His dream has come true, and we live exactly where he said we would. But Theyre My Lines What are they thinking? They are wrong, I am right. All of them have ganged up against me, but I will hold firm in my belief this time. Terry, Mary, and Keith all think they are so good now, but when I star in the greatest movie ever, they will comprehend what a mistake they made. These so-called friends of mine cannot grasp the genius ideas that I have mentioned. It all starts innocently enough, Terry and I playing some basketball in my backyard.

Then, Keith and Mary come over, but Mary is too cool to play sports, so we have to do something different. Mary has this great idea that we should write and act in a play. Since no one else can think of anything better to do, we all decide that this idea isnt that bad. No, no, no. My idea is better, she says. Whatever I suggest, Mary seems to think of something that is better for the play. Terry and Keith do not have the guts to stand up to her, so it is basically me versus her.

It would make the plot more clear if we add two lines for my character right here, I say to her. Ooooh, I think it will be better if we just give those lines to my character, she says with attitude. I had let her have her way up until this point, but I know it would be better if I have these lines. So I tell her so: Mary, stop being so stupid.
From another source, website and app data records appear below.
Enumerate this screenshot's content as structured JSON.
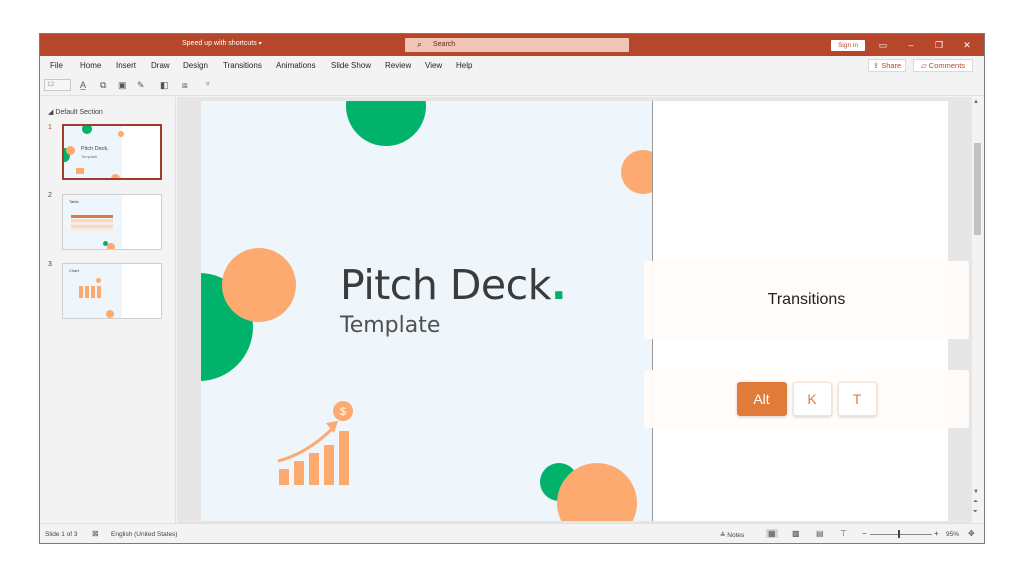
{
  "titlebar": {
    "tip": "Speed up with shortcuts",
    "tip_caret": "▾",
    "search_placeholder": "Search",
    "signin_label": "Sign in"
  },
  "menu": {
    "items": [
      "File",
      "Home",
      "Insert",
      "Draw",
      "Design",
      "Transitions",
      "Animations",
      "Slide Show",
      "Review",
      "View",
      "Help"
    ],
    "share_label": "Share",
    "comments_label": "Comments"
  },
  "ribbon": {
    "font_size": "12"
  },
  "slide_pane": {
    "section_label": "Default Section",
    "thumbnails": [
      {
        "number": "1",
        "title": "Pitch Deck.",
        "subtitle": "Template"
      },
      {
        "number": "2",
        "title": "Table."
      },
      {
        "number": "3",
        "title": "Chart."
      }
    ]
  },
  "slide": {
    "title": "Pitch Deck",
    "title_dot": ".",
    "subtitle": "Template",
    "chart_icon_symbol": "$"
  },
  "shortcut_overlay": {
    "command": "Transitions",
    "keys": [
      "Alt",
      "K",
      "T"
    ]
  },
  "statusbar": {
    "slide_indicator": "Slide 1 of 3",
    "language": "English (United States)",
    "notes_label": "Notes",
    "zoom_minus": "−",
    "zoom_plus": "+",
    "zoom_level": "95%"
  },
  "colors": {
    "accent_red": "#b7472a",
    "slide_green": "#00b26a",
    "slide_orange": "#fcaa6f",
    "key_orange": "#e07b39"
  }
}
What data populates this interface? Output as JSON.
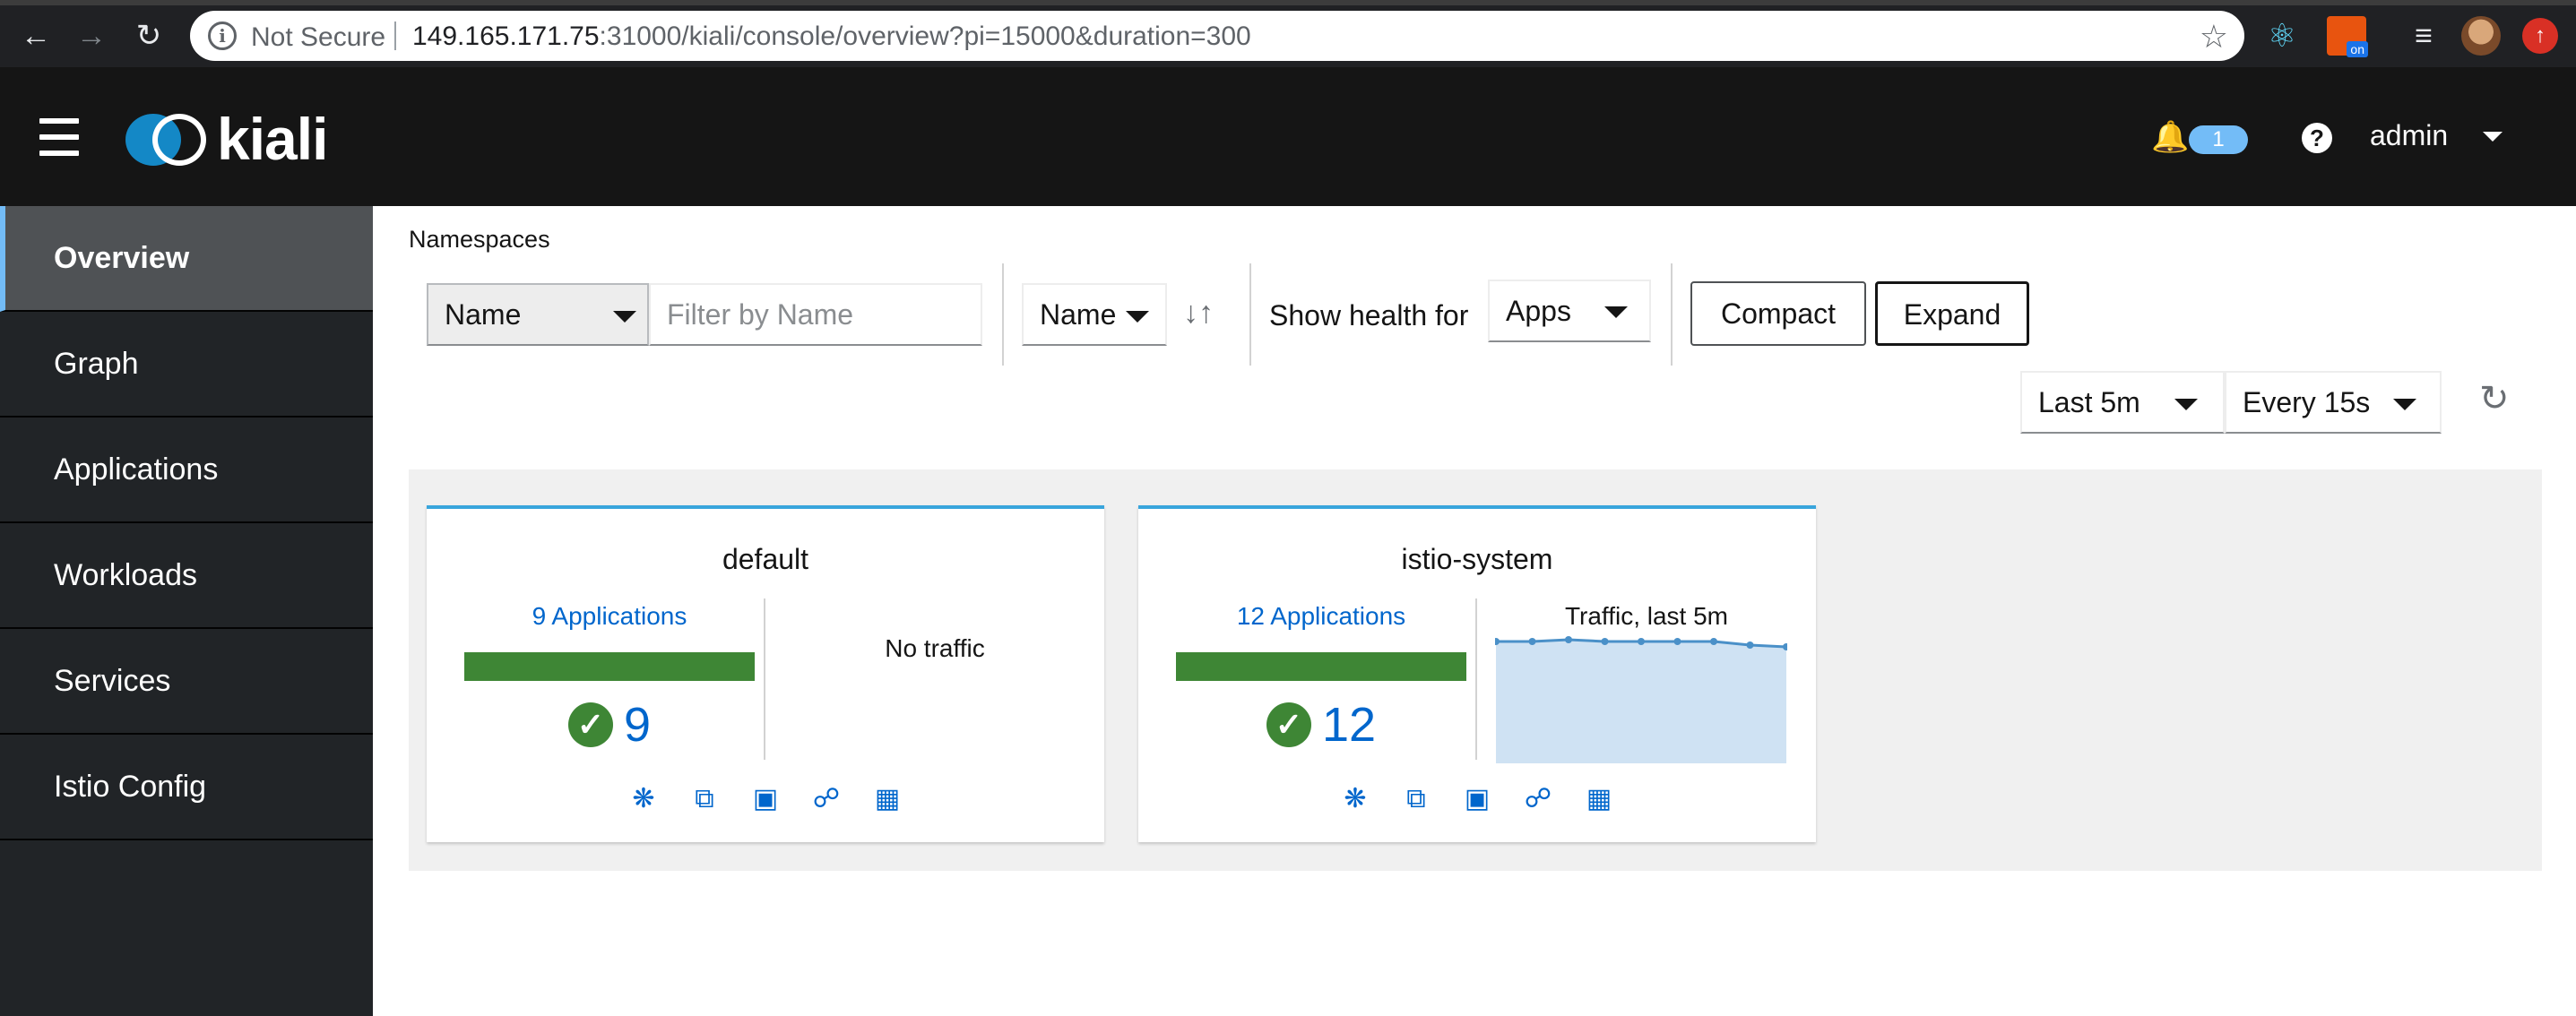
{
  "browser": {
    "back_icon": "arrow-left-icon",
    "forward_icon": "arrow-right-icon",
    "reload_icon": "reload-icon",
    "security_label": "Not Secure",
    "url_host": "149.165.171.75",
    "url_rest": ":31000/kiali/console/overview?pi=15000&duration=300",
    "extensions": [
      "react-devtools-icon",
      "on-extension-icon",
      "queue-icon",
      "profile-avatar",
      "update-icon"
    ]
  },
  "masthead": {
    "logo_text": "kiali",
    "notification_count": "1",
    "user": "admin",
    "accent": "#73bcf7"
  },
  "sidebar": {
    "items": [
      {
        "label": "Overview",
        "active": true
      },
      {
        "label": "Graph",
        "active": false
      },
      {
        "label": "Applications",
        "active": false
      },
      {
        "label": "Workloads",
        "active": false
      },
      {
        "label": "Services",
        "active": false
      },
      {
        "label": "Istio Config",
        "active": false
      }
    ]
  },
  "toolbar": {
    "section_title": "Namespaces",
    "filter_type": "Name",
    "filter_placeholder": "Filter by Name",
    "sort_field": "Name",
    "show_health_label": "Show health for",
    "health_for": "Apps",
    "compact_label": "Compact",
    "expand_label": "Expand",
    "time_range": "Last 5m",
    "refresh_interval": "Every 15s"
  },
  "namespaces": [
    {
      "name": "default",
      "applications_link": "9 Applications",
      "healthy_count": "9",
      "health_fraction": 1.0,
      "traffic_label": "No traffic",
      "health_color": "#3e8635"
    },
    {
      "name": "istio-system",
      "applications_link": "12 Applications",
      "healthy_count": "12",
      "health_fraction": 1.0,
      "traffic_label": "Traffic, last 5m",
      "sparkline": [
        0.98,
        0.98,
        0.99,
        0.98,
        0.98,
        0.98,
        0.98,
        0.96,
        0.95
      ],
      "health_color": "#3e8635"
    }
  ],
  "card_icons": [
    "topology-icon",
    "applications-icon",
    "workloads-icon",
    "services-icon",
    "istio-config-icon"
  ]
}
I thought of the lines, and I know that my character should say them, so SHUT UP! Before she can even react, both Terry and Keith start jawing their mouths.

Man, you just yelled at her. Dude, I thought her idea was better than yours, you shouldnt have blown up on her. You are an idiot, why dont you stop being such a jerk, and let Mary have some fun too. They both start attacking me, as if I was to blame for all of this. Mary is sitting back, smirking with satisfaction, knowing that I either had to give in and let her have the lines, or she would leave and take my two friends with her.

As soon as I see her with that sarcastic grin, I know what I have to do. So I say, guys, if you think shes right, just go with her and write the stupid play by yourselves. You obviously dont need me. Just because shes a girl, it does not mean she is always right. I thought of the idea, and it would work better if my character says them.

So you guys decide on whether or not we finish this play together. They all look at each other, and they get up and leave. No words are exchanged, just silence as they walk together. I stand there alone, watching them go. Nicky St …